I was a nerd. I did speech and drama, drama club, students against drunk driving, student council and a whole host of other nerdy academic-type extracurricular activities.

But when I was a junior I had a crush on a total hottie. He was a senior, tall and a basketball player, and in a move completely out of character he joined the tennis team. So yes, I was about to engaged in a little light high school-style stalking. I hatched a plan to spend some time with Mr. Hottie. I was going to become a tennis player. There was just one caveat, I had no clue how to play tennis.

Thankfully, Bernice Cook was coaching and she made sure to spend time with all of the new players explaining the rules, the odd scoring system and how to properly hold our racquets. Of course, I was on the junior varsity team, but thanks to her mentorship and patience I ended up as part of the top doubles team on the JV roster.

I felt a change in my personality, something happened and it was alarming to me. I became much more competitive than I had ever been in the classroom or on the speech and drama team. I wanted to win.

My foray into competitive sports felt short and I didn’t get the guy. He graduated and moved away, but the next season I was ready to improve my game.

I had strep throat during the first week of the season and to my despair I was told I couldn’t join the team because I missed too many practices. Just like that my journey in athletics was over, but something stayed with me: the desire to be the best.
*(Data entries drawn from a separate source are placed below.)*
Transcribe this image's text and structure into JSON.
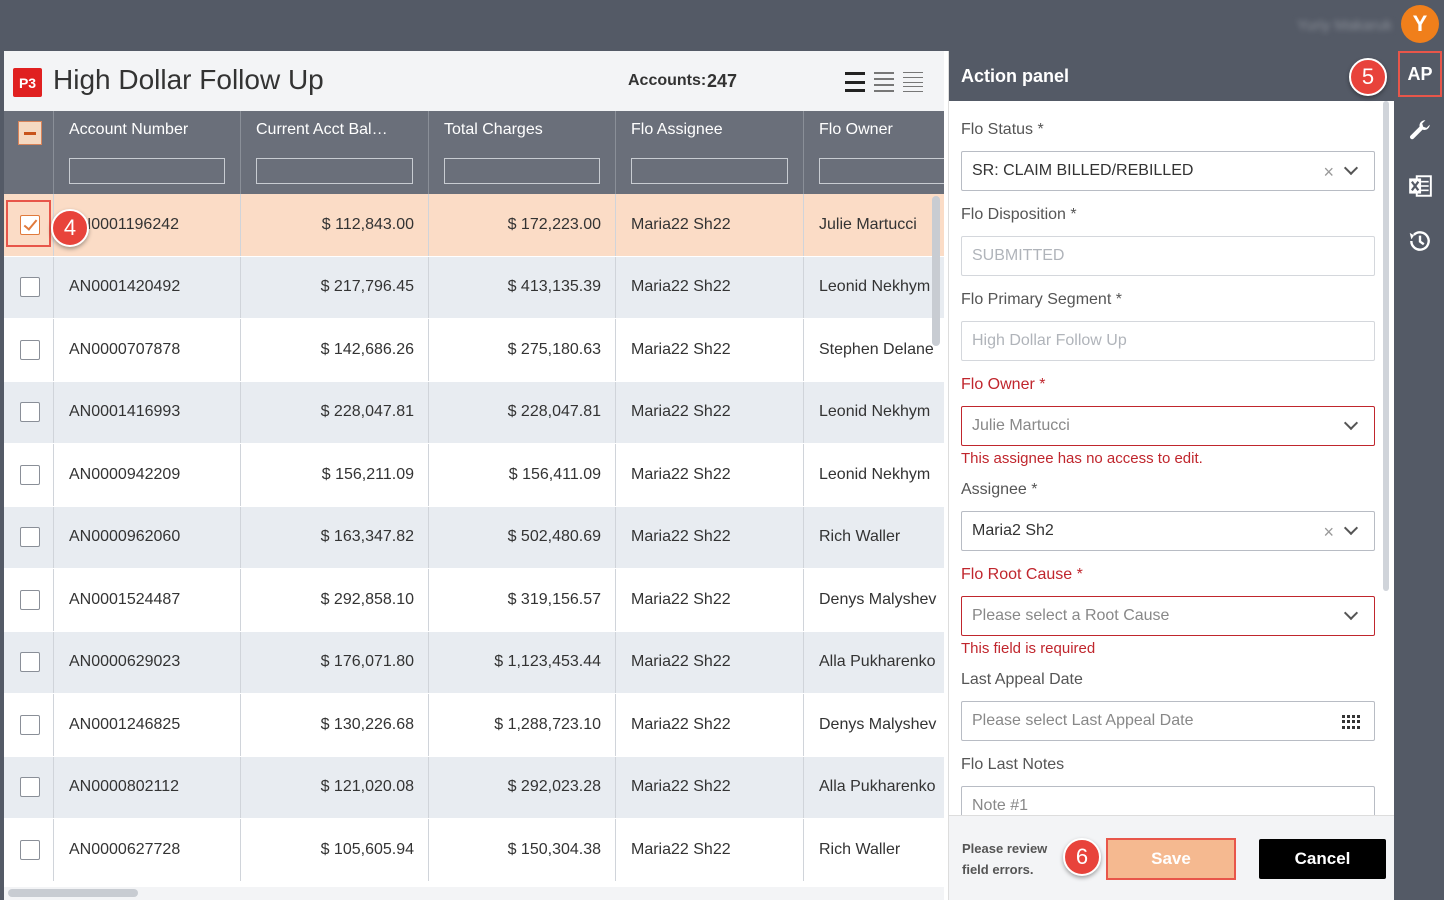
{
  "topbar": {
    "user_name": "Yuriy Makaruk",
    "avatar_letter": "Y"
  },
  "page": {
    "logo": "P3",
    "title": "High Dollar Follow Up",
    "accounts_label": "Accounts:",
    "accounts_value": "247"
  },
  "columns": [
    "Account Number",
    "Current Acct Bal…",
    "Total Charges",
    "Flo Assignee",
    "Flo Owner"
  ],
  "rows": [
    {
      "acct": "AN0001196242",
      "bal": "$ 112,843.00",
      "charges": "$ 172,223.00",
      "assignee": "Maria22 Sh22",
      "owner": "Julie Martucci",
      "checked": true
    },
    {
      "acct": "AN0001420492",
      "bal": "$ 217,796.45",
      "charges": "$ 413,135.39",
      "assignee": "Maria22 Sh22",
      "owner": "Leonid Nekhym"
    },
    {
      "acct": "AN0000707878",
      "bal": "$ 142,686.26",
      "charges": "$ 275,180.63",
      "assignee": "Maria22 Sh22",
      "owner": "Stephen Delane"
    },
    {
      "acct": "AN0001416993",
      "bal": "$ 228,047.81",
      "charges": "$ 228,047.81",
      "assignee": "Maria22 Sh22",
      "owner": "Leonid Nekhym"
    },
    {
      "acct": "AN0000942209",
      "bal": "$ 156,211.09",
      "charges": "$ 156,411.09",
      "assignee": "Maria22 Sh22",
      "owner": "Leonid Nekhym"
    },
    {
      "acct": "AN0000962060",
      "bal": "$ 163,347.82",
      "charges": "$ 502,480.69",
      "assignee": "Maria22 Sh22",
      "owner": "Rich Waller"
    },
    {
      "acct": "AN0001524487",
      "bal": "$ 292,858.10",
      "charges": "$ 319,156.57",
      "assignee": "Maria22 Sh22",
      "owner": "Denys Malyshev"
    },
    {
      "acct": "AN0000629023",
      "bal": "$ 176,071.80",
      "charges": "$ 1,123,453.44",
      "assignee": "Maria22 Sh22",
      "owner": "Alla Pukharenko"
    },
    {
      "acct": "AN0001246825",
      "bal": "$ 130,226.68",
      "charges": "$ 1,288,723.10",
      "assignee": "Maria22 Sh22",
      "owner": "Denys Malyshev"
    },
    {
      "acct": "AN0000802112",
      "bal": "$ 121,020.08",
      "charges": "$ 292,023.28",
      "assignee": "Maria22 Sh22",
      "owner": "Alla Pukharenko"
    },
    {
      "acct": "AN0000627728",
      "bal": "$ 105,605.94",
      "charges": "$ 150,304.38",
      "assignee": "Maria22 Sh22",
      "owner": "Rich Waller"
    }
  ],
  "panel": {
    "title": "Action panel",
    "flo_status": {
      "label": "Flo Status *",
      "value": "SR: CLAIM BILLED/REBILLED"
    },
    "flo_disposition": {
      "label": "Flo Disposition *",
      "value": "SUBMITTED"
    },
    "flo_primary_segment": {
      "label": "Flo Primary Segment *",
      "value": "High Dollar Follow Up"
    },
    "flo_owner": {
      "label": "Flo Owner *",
      "value": "Julie Martucci",
      "error": "This assignee has no access to edit."
    },
    "assignee": {
      "label": "Assignee *",
      "value": "Maria2 Sh2"
    },
    "flo_root_cause": {
      "label": "Flo Root Cause *",
      "placeholder": "Please select a Root Cause",
      "error": "This field is required"
    },
    "last_appeal_date": {
      "label": "Last Appeal Date",
      "placeholder": "Please select Last Appeal Date"
    },
    "flo_last_notes": {
      "label": "Flo Last Notes",
      "placeholder": "Note #1"
    },
    "footer_message": "Please review field errors.",
    "save_label": "Save",
    "cancel_label": "Cancel"
  },
  "rail": {
    "ap_label": "AP",
    "icons": [
      "wrench-icon",
      "excel-icon",
      "history-icon"
    ]
  },
  "markers": {
    "m4": "4",
    "m5": "5",
    "m6": "6"
  },
  "colors": {
    "accent": "#f07f1b",
    "error": "#c0262d",
    "marker": "#e8433b",
    "header_bg": "#545a66"
  }
}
I’ve harnessed that desire in my personal and professional life many times, and it usually served me well. Every once in a while I would go overboard, especially in my 20s when my personality was really intense. The need to be the best, to outshine everyone around me, sometimes left me isolated with a reputation for being difficult or bossy.

I could spend hours waxing philosophical about how those descriptors are just ways for a patriarchal society to keep down strong women, but I would be lying to myself if I didn’t admit that at times I was a bear to work with.

I’ve learned to be a little more nuanced in my attempt to be the best and I’ve learned to forgive myself when I don’t hit the mark. I still have moments when I am difficult. I know enough to let some stuff slide, because not everyone is in the same place when it comes to managing their competitive nature. But something needs to be addressed.

After a hard-won victory over the Forsyth Dogies, the fans and family of the Lodge Grass team made their way onto the football field to celebrate with their boys. I was right there with them cheering for my son and getting pictures of him with his grandparents, aunties and teammates.

After a few minutes the crowd was approached by a coach from Forsyth and told to get off the field. I have a big mouth, so I said, “Why? We are celebrating.”

He went on to tell me that his team had business to tend to on the field and we can celebrate somewhere else and we should, “Keep it classy.”

He did not say that we weren’t classy per se, but I know the implication when I hear it. I went straight into momma bear mode and was ready to rip him a new one, but I stopped myself. It’s not my place to teach someone to lose gracefully, because I am not his mother or his boss.

What I can say is that every week I’ve seen the football players from Lodge Grass go out there and lose more games than they’ve won, but when that last buzzer sounds they leave it all on the field. They shake hands after the game, win or lose, with cool heads and smiles on their faces.

So to that coach, who may not be able to manage his competitive nature, I say, “Yes.”

Yes, we are classy and yes, we will stay that way. We could have been petty and rude, but as football parents and fans we cheered for our boys, not against your boys. We celebrated our boys’ victory, not your boys’ loss. And at every game, when that last buzzer sounds, we leave it on the field. Maybe you should, too.